Records excerpted from a collection
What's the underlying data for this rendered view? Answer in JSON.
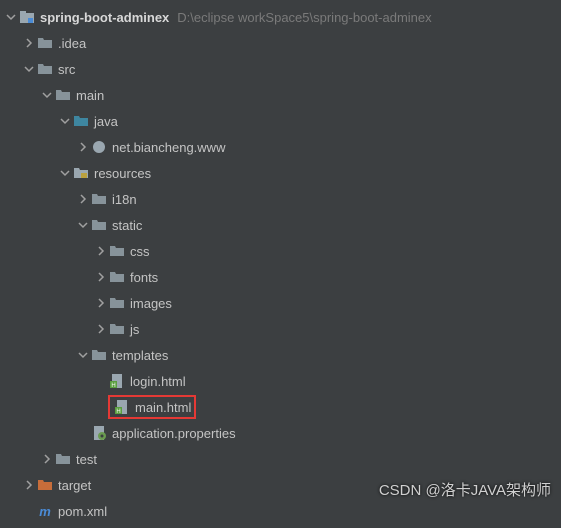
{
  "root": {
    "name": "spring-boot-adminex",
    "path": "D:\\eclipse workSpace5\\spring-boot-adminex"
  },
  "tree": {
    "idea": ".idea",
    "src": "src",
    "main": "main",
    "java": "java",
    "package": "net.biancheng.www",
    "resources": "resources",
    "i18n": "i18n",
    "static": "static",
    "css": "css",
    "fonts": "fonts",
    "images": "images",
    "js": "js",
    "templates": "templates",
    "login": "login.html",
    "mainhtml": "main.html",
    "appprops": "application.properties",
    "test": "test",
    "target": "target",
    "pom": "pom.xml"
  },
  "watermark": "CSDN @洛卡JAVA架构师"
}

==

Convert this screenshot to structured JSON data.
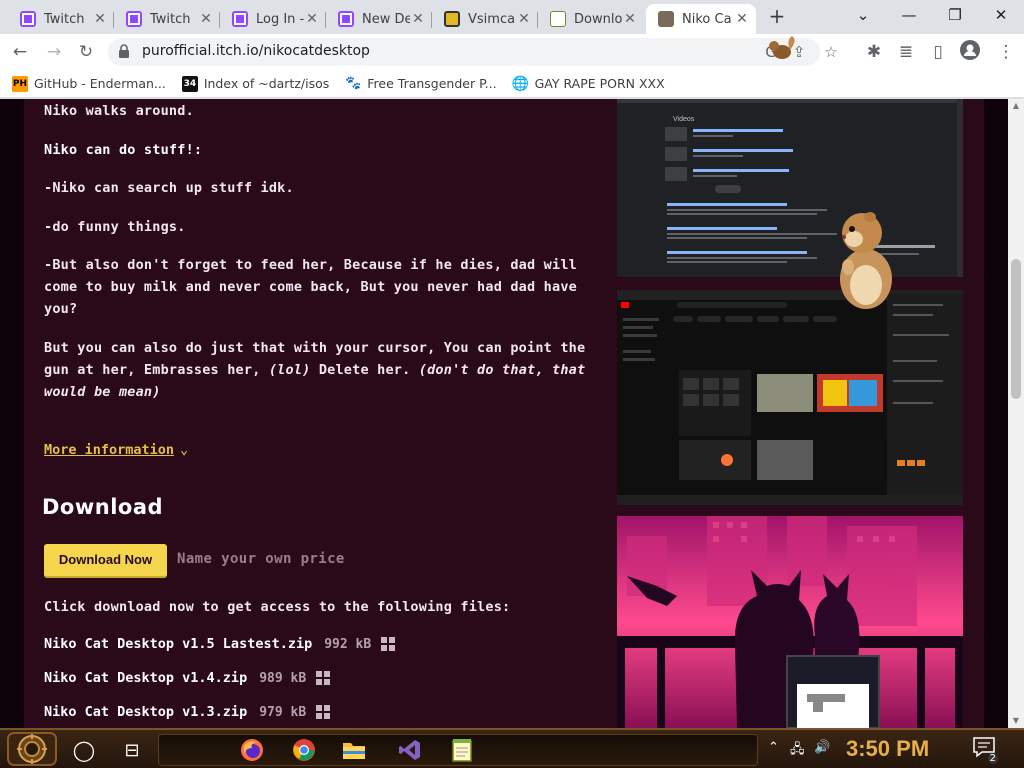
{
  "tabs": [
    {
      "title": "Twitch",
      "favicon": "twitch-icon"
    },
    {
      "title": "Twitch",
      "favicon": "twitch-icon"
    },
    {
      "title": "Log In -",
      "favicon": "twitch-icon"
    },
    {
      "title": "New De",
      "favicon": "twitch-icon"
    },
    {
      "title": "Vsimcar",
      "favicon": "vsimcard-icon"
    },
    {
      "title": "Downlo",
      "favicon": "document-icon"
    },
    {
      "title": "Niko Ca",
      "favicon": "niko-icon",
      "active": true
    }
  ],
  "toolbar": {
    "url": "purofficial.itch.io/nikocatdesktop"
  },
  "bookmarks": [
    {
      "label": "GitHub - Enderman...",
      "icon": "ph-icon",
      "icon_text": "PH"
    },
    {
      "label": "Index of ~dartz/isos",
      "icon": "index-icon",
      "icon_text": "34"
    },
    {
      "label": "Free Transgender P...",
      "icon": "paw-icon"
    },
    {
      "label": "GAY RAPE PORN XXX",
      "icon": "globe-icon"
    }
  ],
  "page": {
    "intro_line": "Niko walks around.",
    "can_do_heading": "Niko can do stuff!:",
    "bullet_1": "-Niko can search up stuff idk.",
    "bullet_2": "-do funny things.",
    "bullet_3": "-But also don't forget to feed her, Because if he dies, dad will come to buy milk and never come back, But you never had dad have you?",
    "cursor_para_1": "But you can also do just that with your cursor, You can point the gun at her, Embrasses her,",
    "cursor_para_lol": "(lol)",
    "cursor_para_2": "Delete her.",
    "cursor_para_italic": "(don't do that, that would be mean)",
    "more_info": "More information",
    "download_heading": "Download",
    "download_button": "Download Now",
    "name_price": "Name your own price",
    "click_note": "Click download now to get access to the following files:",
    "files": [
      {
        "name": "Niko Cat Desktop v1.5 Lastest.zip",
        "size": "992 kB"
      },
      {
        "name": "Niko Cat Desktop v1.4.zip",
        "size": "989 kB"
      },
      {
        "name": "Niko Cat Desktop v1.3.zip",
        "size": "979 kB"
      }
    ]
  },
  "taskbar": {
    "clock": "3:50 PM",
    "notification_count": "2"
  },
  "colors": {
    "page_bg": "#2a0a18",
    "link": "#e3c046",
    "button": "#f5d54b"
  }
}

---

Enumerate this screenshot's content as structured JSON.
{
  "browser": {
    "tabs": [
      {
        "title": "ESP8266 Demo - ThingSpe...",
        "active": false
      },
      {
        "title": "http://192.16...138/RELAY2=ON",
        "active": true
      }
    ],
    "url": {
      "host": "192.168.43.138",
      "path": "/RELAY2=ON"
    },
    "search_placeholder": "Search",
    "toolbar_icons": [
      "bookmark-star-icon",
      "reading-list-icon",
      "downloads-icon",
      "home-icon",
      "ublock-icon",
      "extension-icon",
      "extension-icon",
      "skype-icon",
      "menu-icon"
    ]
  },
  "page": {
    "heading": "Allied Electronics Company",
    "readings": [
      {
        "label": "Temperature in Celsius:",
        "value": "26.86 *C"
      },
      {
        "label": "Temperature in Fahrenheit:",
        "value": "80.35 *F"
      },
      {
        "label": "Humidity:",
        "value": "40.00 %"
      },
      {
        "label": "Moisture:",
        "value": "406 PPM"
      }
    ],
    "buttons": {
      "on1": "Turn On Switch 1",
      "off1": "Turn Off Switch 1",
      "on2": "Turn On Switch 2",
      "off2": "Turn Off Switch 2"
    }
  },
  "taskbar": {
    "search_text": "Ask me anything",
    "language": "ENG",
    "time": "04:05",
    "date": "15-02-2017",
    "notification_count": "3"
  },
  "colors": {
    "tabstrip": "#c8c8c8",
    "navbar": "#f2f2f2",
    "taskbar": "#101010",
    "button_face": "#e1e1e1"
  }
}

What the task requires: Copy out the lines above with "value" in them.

Result:
        "value": "26.86 *C"
        "value": "80.35 *F"
        "value": "40.00 %"
        "value": "406 PPM"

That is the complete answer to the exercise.